By NICKJOHNSONN, Times Staff Writer
Published November 4, 2007
GULFPORT- The Clam Bayou Nature Preserve has become a sensitive subject for many Gulfport residents.
The bayou, which is nestled between the town, Twin Brooks golf course and a St. Petersburg neighborhood, has long been subject to trash and sediment that flow from stormwater pipes.
Most of the trash that ends up tangled in the mangroves washes in from a watershed area in the bordering St. Petersburg neighborhood.
That has led to scrutiny by Gulfport residents whenever St. Petersburg does something to potentially impact the bayou, including recent efforts to curb erosion at Twin Brooks golf course.
Several weeks ago the city dumped concrete tiles and soil along the bank of a channel that borders the golf course.
Superintendent Richard Tuten said it was an attempt to replace the soil that had been eroding into the ditch for years.
"When you get a strong rain or storm it really rips through there," he said.
But that's what has many Gulfport residents worried.
What seems trivial to many, dumping some soil to replace an embankment, means more potential harm to a beloved bayou for others.
"I've been there several times and it looks like that bank is washing into Clam Bayou," Lloyd Mason of Gulfport said.

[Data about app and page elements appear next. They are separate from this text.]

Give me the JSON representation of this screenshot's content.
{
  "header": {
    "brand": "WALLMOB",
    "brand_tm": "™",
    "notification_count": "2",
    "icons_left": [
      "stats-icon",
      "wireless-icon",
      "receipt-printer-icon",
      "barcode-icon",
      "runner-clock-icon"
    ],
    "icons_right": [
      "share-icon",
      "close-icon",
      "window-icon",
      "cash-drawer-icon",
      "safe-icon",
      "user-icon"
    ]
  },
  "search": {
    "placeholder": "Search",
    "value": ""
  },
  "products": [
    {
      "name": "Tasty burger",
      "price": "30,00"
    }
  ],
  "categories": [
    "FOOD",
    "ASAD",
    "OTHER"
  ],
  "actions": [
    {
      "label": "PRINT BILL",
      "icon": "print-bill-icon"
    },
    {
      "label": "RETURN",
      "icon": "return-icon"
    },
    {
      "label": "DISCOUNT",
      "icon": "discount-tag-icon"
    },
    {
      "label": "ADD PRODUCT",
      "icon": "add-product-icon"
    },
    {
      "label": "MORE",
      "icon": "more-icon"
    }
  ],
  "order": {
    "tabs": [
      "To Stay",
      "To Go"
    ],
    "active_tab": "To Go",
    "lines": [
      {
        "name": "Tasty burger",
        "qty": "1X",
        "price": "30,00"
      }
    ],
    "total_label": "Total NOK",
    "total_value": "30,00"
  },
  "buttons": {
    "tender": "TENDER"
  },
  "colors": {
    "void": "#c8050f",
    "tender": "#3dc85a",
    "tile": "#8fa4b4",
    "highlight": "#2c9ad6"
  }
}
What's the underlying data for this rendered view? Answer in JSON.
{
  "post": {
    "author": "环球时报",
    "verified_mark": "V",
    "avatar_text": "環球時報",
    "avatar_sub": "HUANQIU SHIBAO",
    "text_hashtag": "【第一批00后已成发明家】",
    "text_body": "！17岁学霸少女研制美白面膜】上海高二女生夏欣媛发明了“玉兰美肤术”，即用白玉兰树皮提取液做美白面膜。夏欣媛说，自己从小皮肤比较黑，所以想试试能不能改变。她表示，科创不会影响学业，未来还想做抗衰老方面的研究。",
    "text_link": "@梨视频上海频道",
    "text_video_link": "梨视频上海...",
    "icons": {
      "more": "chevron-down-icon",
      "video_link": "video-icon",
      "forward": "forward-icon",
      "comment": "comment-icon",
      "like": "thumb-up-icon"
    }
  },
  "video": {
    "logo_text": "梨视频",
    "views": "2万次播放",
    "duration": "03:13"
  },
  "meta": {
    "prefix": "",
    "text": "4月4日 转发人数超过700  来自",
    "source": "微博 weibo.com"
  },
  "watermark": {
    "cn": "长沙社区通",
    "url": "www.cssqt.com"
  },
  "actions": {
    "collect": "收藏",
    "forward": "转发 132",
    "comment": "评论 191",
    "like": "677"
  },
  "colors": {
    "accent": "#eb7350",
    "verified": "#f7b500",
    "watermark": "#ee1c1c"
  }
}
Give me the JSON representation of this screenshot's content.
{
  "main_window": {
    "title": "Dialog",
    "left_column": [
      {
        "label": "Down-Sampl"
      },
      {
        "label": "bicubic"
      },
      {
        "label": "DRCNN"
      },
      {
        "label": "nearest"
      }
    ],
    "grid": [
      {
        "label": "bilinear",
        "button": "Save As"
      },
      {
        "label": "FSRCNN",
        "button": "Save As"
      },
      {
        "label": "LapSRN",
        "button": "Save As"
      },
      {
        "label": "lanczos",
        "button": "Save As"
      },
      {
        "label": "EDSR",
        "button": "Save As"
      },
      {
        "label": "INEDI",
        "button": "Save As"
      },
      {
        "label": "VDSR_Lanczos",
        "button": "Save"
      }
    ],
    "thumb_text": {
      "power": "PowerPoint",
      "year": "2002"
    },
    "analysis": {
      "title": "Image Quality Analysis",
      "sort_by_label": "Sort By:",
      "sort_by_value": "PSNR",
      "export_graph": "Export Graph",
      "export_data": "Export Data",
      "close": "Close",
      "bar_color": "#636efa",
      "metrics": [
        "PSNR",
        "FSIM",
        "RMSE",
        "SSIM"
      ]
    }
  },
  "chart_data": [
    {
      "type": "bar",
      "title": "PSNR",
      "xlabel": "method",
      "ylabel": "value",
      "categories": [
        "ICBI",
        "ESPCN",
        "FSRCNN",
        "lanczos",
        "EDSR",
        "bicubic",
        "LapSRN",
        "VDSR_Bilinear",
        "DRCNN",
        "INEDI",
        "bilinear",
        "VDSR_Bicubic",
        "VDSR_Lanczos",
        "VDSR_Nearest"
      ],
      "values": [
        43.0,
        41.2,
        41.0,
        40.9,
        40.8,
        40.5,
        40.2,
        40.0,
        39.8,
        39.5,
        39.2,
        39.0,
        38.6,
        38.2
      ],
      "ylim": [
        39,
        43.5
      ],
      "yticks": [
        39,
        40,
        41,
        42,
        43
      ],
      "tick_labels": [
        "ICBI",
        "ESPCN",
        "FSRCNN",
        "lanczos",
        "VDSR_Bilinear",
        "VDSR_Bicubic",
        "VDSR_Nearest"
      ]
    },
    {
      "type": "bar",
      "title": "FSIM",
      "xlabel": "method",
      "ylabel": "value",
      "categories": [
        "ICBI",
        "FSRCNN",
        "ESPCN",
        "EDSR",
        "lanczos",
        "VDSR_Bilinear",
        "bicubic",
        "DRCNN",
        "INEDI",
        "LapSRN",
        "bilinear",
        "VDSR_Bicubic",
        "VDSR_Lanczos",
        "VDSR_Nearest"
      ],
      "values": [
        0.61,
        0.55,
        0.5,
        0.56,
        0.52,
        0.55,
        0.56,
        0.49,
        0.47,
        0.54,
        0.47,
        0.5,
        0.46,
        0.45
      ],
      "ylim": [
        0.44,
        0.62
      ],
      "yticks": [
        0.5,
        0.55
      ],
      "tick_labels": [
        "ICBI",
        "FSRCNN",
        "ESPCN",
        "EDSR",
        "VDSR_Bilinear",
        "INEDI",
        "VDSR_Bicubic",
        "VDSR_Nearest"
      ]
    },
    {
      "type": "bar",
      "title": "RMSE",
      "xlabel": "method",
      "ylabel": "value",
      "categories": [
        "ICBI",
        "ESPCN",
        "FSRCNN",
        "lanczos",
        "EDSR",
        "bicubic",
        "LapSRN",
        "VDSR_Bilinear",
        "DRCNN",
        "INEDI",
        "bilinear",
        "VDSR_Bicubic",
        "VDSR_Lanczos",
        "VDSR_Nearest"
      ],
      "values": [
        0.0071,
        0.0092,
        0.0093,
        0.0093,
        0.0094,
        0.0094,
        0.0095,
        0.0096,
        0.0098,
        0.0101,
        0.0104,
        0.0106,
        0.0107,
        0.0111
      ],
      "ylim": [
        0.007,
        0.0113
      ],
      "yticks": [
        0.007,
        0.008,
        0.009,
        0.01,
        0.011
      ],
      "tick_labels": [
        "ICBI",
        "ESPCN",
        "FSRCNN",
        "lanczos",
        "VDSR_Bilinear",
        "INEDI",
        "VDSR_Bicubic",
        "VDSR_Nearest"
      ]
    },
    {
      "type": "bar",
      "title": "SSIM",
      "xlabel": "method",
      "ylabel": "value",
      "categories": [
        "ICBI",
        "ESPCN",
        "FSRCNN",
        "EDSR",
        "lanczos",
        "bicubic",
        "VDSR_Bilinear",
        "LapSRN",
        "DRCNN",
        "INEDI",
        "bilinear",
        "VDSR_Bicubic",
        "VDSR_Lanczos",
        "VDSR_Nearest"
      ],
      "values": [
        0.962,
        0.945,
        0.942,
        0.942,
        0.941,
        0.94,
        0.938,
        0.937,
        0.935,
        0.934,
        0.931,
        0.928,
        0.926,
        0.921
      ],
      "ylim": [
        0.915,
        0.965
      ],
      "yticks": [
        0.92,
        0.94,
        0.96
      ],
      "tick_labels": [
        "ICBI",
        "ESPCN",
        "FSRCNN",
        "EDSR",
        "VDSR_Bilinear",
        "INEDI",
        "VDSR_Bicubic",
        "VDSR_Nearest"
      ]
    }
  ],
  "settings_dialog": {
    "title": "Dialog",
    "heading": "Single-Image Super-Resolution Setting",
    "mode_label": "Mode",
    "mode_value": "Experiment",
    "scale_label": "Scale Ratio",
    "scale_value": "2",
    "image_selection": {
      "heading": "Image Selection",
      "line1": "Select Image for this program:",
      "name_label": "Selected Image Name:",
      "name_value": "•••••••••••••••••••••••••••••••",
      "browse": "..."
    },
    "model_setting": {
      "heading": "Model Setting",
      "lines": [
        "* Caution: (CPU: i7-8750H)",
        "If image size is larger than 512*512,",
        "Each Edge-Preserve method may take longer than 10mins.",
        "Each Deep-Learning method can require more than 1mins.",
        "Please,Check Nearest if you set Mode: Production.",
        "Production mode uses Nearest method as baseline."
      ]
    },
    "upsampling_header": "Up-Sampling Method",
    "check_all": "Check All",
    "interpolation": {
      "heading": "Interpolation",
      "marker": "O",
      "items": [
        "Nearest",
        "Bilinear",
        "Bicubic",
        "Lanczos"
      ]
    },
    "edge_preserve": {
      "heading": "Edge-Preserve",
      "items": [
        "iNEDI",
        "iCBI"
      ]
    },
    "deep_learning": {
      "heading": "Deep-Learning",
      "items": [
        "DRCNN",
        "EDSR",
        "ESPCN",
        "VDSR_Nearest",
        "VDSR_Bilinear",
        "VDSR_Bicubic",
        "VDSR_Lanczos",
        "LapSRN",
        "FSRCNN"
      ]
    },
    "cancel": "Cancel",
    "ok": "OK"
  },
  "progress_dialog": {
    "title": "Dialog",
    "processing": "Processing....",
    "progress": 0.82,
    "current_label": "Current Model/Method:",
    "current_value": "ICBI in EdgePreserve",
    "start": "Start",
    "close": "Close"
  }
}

Mason took photos of the bank on several dates to document the potential problem.
Gulfport council member Bob Worthington also took photos, three times over the course of a week, after receiving calls from concerned residents.
Kurt Zuelsdorf, who makes his living running kayak tours in Clam Bayou, went to the banks during an early morning rainstorm intent on capturing the erosion on video.
"One tropical storm and all that dirt is going to come down and wash back into the bayou," he said.
Al Davis the president of Gulfport Water Watch, a group devoted to preserving Gulfport's marine habitat, received a handful of calls about the embankment from other group members. He's been out of town since the soil was dumped, but wasn't surprised by the news.
"It's part of the continuing challenge of more stuff that doesn't need to be there getting into Clam Bayou," Davis said.
He points to the preserve as an example of local governments' commitment, or lack thereof, to maintaining water resources. The group of Gulfport residents who responded with their cameras were trying to document just that.
They say that while the problem with floating trash is obvious, sediments that make it into the bayou settle just out of view, making the problem easy to overlook.
"What their concerns may be about is exactly what we're trying to address with this bank stabilizing effort," said Mike Connors, the St. Petersburg administrator who handles environmental issues.
Connors explained that the project was the city's attempt to keep any more sediment from ending up in the channel.
Although there are still conflicting ideas about how to handle the problems in Clam Bayou, many steps have already been taken.
St. Petersburg is working with the Southwest Florida Water Management District on a multimillion dollar project to restore habitats in the bayou and has been removing floating trash after rainstorms.
Volunteer cleanups organized by Zuelsdorf and several local non-profits have also made a progress removing some of the decades worth of debris.
Worthington, who grew up in Gulfport, said he remembers fishing, scalloping and gathering clams and oysters in the bayou.
Although he wouldn't do that today, he thinks things are moving in the right direction. "I think we're working towards it; things are very positive now," he said.
Worthington said he was looking forward to a Clam Bayou meeting, proposed by Rep. Rick Kriseman to include all the stakeholders in the preserve.
"He's going to really do something that nobody's ever done before and that's get everybody together," Worthington said.
Nick Johnson can be reached at firstname.lastname@example.org or 893-8361.
[Last modified November 3, 2007, 21:53:35]